Abbas Reneges on Promise to Reform “Honor Killing” Laws
Mahmoud Abbas has pivoted away from earlier promises to amend laws that offer leniency to men who use the “honor killing” defense.
In May 2011, Abbas pledged to revise the law and to guarantee maximum penalties for “honor killing” in response to protests over the killing of a university student in Hebron.
“Why change it? This would cause serious problems,” Hassan al-Ouri told Ma’an news agency, claiming that such a reform would “not benefit women.”
According to Ma’an, Al-Ouri said Abbas will not change the go-to clauses for lawyers seeking leniency for clients who claim they committed murder to defend family “honor.”
Articles 97 to 100 of the Jordanian Penal Code, in force in the West Bank, still offer reduced sentences for any act of battery or murder committed in a “state of rage.”
“The (law) only addresses 1 percent of the problem. What we need is a new culture,” al-Ouri said.
Other officials insist the penal code is the problem. The law “privileges the killer,” Interior Ministry official Haitham Arrar, who heads the ministry’s democracy and human rights unit, told Ma’an.
“It encourages some people to commit crimes against women, which will go (as far as) killing them,” he continued.
“For us, for women, all this is irrelevant,” Soraida Hussein, General Director of the Women’s Technical Affairs Committee, an umbrella group of women’s organizations, told Ma’an. “Until now, our lives — in law and in practice — are seen as less than men’s.”
“The President should issue a decree that “anybody killing anyone else will be sentenced to the highest sentence possible, whether it is a woman or a boy,” said Hussein.
“The minute the law is changed and applied, the minute people will think twice,” she said. “It’s simple and it’s not done.”
Hussein suggested Abbas is hesitant to pass reforms because “he is not ready yet to confront conservative forces.”
Khawla al-Azraq, who runs a women’s counseling center in Bethlehem, noted that femicide is a global issue but “now in Palestine, they call this honor killing.”
“Sometimes these girls are abused by someone in the family and they need to cover this (up) and they kill her; sometimes because they need her money,” she told Ma’an. “These are the real reasons for killing.”
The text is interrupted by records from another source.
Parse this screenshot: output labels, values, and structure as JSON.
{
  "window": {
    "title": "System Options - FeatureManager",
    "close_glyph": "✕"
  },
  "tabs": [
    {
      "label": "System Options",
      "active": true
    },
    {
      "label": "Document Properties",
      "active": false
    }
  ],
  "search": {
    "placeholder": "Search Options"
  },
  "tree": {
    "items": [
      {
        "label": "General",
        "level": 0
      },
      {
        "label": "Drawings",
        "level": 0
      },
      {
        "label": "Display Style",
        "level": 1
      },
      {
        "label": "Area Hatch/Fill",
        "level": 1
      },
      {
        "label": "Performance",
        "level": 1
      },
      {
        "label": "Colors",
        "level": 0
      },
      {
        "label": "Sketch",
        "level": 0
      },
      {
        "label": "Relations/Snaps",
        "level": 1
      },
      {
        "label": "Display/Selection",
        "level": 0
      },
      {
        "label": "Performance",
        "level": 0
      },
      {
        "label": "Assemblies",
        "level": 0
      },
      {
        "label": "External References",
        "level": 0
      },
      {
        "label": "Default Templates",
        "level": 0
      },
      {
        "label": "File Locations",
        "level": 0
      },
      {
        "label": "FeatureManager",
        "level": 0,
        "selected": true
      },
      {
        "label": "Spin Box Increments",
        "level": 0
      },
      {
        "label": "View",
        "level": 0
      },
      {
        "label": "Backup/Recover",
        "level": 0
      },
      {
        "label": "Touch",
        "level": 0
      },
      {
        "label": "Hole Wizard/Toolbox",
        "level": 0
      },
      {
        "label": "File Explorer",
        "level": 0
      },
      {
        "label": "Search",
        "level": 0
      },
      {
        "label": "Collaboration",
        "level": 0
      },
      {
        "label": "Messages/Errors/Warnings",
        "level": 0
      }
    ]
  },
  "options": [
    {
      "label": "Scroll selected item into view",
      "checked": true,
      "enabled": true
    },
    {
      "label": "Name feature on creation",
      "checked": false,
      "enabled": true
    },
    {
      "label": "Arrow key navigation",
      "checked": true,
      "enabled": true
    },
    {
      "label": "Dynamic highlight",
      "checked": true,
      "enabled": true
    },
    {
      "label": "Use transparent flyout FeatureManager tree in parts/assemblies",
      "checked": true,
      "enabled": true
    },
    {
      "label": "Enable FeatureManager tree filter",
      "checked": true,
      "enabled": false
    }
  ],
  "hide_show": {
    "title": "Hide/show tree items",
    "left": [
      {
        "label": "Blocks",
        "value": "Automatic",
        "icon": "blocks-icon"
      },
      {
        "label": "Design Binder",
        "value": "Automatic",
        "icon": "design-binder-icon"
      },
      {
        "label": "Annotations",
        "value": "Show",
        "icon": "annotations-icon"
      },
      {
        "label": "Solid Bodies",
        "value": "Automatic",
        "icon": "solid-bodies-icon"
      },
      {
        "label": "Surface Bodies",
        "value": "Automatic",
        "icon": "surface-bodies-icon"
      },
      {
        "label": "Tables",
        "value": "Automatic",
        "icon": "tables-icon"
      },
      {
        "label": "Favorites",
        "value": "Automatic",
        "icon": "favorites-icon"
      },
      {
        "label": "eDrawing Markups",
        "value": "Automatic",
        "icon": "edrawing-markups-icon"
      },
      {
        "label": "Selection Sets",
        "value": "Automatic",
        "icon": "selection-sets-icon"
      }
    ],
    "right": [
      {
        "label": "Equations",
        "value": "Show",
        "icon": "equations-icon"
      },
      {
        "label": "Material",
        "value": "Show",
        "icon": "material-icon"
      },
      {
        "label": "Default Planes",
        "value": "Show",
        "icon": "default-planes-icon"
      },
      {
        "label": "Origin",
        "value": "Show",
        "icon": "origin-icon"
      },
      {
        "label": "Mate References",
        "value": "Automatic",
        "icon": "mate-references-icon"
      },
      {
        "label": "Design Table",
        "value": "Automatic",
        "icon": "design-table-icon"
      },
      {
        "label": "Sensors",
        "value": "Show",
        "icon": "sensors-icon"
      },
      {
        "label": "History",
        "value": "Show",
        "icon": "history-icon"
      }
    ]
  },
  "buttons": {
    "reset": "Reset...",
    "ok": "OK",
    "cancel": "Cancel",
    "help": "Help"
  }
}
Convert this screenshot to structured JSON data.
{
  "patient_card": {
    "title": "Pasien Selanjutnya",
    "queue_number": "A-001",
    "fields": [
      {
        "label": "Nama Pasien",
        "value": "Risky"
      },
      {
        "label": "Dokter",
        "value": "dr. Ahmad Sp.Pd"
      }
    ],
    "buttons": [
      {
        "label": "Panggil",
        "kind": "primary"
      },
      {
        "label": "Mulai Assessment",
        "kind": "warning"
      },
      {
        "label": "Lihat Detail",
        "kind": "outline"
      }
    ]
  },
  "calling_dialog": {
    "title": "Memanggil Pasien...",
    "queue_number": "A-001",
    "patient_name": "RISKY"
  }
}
“In Palestine, this is the gap, that until now we don’t have our own legislation that really can protect women.”